Look through the records, and wherever the string "name" turns up, copy out that line.

--- GIVEN INFORMATION ---

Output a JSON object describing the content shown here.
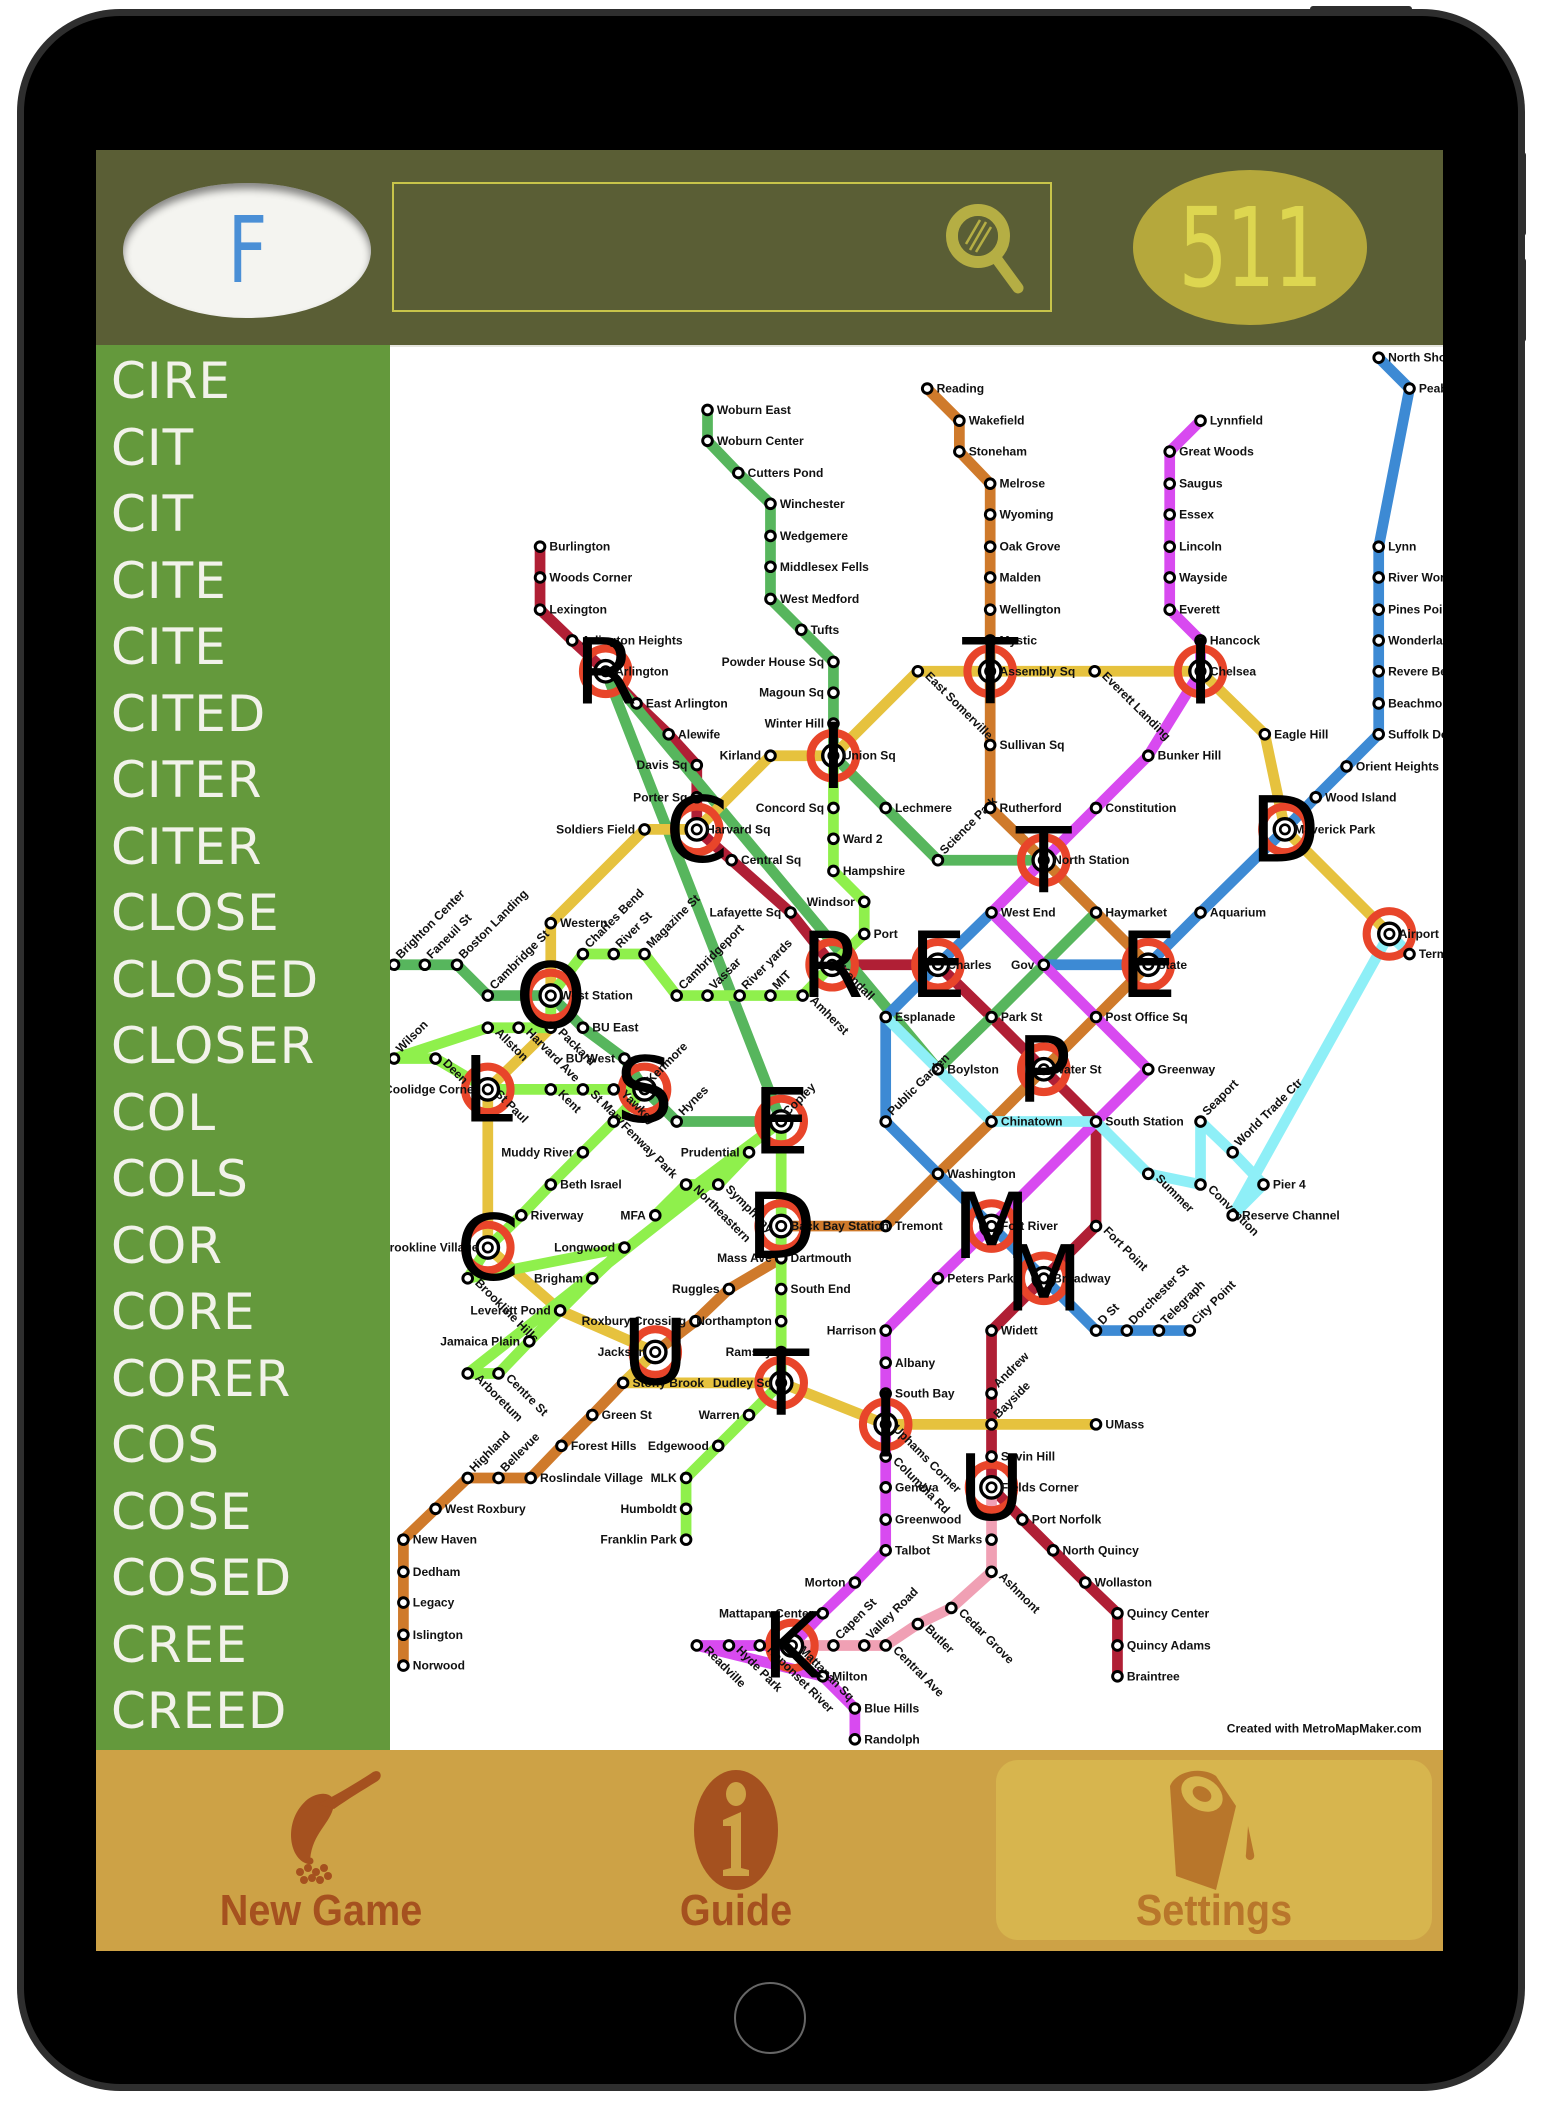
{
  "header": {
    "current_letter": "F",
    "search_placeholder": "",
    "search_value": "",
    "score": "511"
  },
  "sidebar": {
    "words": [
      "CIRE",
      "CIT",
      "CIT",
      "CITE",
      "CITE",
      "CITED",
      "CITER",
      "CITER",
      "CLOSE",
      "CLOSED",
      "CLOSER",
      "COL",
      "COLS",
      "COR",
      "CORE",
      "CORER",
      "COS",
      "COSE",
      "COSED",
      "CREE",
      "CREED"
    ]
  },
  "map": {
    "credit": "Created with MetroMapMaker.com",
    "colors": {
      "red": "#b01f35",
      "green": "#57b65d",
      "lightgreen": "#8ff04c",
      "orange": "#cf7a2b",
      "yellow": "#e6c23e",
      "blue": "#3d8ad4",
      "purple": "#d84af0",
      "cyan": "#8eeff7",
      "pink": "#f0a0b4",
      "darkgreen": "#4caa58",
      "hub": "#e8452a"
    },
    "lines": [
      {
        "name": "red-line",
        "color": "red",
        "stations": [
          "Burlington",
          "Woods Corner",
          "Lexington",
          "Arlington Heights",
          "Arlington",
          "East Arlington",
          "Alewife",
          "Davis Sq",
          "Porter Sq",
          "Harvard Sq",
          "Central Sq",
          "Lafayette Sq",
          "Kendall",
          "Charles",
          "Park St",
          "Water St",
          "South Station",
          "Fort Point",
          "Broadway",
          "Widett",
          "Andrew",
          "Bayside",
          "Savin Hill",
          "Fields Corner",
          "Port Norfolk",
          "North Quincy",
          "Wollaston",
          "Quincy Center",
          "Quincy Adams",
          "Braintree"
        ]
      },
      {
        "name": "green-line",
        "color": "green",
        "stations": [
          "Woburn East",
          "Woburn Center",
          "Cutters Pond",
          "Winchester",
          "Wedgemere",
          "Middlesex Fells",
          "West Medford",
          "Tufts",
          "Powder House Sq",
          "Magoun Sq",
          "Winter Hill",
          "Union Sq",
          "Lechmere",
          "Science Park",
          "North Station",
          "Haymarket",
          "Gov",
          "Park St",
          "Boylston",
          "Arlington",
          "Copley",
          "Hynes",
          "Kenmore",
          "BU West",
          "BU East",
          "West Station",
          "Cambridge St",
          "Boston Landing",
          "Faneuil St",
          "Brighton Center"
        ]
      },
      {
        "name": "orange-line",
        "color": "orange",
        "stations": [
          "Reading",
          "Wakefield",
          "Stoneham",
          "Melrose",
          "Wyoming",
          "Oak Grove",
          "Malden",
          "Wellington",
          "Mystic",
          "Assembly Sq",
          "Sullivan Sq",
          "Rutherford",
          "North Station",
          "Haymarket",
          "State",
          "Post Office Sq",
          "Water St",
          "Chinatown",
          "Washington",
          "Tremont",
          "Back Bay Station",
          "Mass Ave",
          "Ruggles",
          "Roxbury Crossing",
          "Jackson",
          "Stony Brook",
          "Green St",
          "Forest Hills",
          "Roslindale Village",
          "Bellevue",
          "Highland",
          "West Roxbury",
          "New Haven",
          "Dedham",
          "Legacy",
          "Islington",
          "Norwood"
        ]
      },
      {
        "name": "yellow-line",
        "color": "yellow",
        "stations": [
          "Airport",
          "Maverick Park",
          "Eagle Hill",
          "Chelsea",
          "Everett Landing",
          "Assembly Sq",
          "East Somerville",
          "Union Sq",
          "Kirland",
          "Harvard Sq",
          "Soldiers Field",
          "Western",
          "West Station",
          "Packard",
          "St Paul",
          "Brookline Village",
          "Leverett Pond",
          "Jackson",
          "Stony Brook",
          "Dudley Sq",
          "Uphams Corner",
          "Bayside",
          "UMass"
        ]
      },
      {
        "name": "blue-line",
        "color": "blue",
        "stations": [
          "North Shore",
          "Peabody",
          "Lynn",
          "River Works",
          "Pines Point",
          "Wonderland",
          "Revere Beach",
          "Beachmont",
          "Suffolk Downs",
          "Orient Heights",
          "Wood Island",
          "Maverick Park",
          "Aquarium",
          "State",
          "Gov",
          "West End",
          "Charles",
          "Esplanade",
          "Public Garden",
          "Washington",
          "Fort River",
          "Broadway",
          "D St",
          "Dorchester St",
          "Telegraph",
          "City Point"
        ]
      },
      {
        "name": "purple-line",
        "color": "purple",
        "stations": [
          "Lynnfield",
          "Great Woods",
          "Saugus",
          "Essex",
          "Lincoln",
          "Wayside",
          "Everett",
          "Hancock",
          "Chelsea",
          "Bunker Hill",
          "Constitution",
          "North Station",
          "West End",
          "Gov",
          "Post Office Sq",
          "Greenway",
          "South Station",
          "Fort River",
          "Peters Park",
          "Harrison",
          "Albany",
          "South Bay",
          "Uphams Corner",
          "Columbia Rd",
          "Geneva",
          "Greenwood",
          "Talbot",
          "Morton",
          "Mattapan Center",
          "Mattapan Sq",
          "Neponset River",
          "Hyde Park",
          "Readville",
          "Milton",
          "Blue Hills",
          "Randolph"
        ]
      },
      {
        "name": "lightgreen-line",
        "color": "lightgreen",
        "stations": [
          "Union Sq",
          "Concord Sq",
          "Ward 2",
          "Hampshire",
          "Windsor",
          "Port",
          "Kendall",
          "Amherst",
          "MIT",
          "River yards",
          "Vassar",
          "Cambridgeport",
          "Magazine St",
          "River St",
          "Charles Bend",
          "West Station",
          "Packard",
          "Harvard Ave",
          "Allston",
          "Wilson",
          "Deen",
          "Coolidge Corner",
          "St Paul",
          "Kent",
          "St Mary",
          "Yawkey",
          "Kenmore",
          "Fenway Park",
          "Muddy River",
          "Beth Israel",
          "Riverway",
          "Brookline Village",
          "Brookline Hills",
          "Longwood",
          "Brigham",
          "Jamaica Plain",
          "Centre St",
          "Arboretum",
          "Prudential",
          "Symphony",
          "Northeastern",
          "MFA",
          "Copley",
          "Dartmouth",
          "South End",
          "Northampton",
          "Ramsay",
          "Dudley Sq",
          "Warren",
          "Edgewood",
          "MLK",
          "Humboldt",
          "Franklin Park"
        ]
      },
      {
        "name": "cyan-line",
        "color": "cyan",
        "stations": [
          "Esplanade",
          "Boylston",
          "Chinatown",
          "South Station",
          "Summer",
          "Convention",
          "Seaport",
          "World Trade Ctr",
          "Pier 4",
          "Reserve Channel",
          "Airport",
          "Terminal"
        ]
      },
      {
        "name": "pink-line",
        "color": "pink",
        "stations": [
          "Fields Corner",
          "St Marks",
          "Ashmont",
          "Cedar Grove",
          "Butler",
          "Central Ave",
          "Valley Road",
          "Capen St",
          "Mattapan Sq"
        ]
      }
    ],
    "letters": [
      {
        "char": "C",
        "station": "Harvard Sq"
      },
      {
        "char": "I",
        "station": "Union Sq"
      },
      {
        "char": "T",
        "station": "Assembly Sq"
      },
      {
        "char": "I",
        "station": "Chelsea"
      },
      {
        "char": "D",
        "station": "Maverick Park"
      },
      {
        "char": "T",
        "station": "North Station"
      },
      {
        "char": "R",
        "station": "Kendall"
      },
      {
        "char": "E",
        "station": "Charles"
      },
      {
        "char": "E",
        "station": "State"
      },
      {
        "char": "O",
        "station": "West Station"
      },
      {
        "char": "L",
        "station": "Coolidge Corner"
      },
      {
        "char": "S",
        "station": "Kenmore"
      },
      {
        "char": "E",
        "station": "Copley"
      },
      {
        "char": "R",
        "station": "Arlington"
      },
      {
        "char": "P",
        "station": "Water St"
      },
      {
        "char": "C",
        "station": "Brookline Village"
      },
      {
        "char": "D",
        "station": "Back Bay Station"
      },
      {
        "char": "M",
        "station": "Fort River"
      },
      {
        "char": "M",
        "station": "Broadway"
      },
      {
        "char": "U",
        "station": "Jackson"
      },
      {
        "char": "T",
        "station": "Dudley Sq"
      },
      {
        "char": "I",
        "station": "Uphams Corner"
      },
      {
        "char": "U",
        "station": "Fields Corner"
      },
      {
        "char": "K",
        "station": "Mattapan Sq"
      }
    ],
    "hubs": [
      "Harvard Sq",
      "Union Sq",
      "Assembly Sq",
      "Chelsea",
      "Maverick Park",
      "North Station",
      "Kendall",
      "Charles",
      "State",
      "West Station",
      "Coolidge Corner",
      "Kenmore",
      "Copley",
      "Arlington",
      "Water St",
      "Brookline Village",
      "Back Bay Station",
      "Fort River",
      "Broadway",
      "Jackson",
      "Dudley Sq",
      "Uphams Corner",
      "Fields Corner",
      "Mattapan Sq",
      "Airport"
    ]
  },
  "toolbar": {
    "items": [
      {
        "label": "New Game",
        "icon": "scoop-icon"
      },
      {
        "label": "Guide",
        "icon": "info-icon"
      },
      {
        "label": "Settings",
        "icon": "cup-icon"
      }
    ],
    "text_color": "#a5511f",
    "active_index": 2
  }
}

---
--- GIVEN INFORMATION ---

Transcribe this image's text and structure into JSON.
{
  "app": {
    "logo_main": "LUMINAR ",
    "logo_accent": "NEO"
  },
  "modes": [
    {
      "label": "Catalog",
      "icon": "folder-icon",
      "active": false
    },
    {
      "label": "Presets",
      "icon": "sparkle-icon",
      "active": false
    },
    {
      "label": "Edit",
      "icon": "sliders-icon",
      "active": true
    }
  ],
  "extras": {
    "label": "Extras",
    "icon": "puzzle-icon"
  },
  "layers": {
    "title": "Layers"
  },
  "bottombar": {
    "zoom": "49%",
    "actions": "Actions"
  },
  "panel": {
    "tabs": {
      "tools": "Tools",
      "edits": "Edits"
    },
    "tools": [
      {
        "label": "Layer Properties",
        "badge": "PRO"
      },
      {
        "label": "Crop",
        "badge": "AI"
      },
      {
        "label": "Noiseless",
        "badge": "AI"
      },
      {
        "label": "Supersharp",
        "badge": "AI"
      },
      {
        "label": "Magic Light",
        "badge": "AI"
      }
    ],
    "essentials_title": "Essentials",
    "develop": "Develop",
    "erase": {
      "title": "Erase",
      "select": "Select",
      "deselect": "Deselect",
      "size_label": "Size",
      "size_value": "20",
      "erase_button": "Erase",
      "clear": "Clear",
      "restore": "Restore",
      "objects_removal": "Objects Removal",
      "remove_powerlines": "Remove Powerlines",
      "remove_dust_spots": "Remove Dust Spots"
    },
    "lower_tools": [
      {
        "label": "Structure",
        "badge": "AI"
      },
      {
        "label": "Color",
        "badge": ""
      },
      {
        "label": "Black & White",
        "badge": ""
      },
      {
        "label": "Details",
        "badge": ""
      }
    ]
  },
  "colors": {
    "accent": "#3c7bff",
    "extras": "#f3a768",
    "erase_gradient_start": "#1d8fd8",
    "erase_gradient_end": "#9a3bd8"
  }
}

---

REPLY:
        "name": "red-line",
        "name": "green-line",
        "name": "orange-line",
        "name": "yellow-line",
        "name": "blue-line",
        "name": "purple-line",
        "name": "lightgreen-line",
        "name": "cyan-line",
        "name": "pink-line",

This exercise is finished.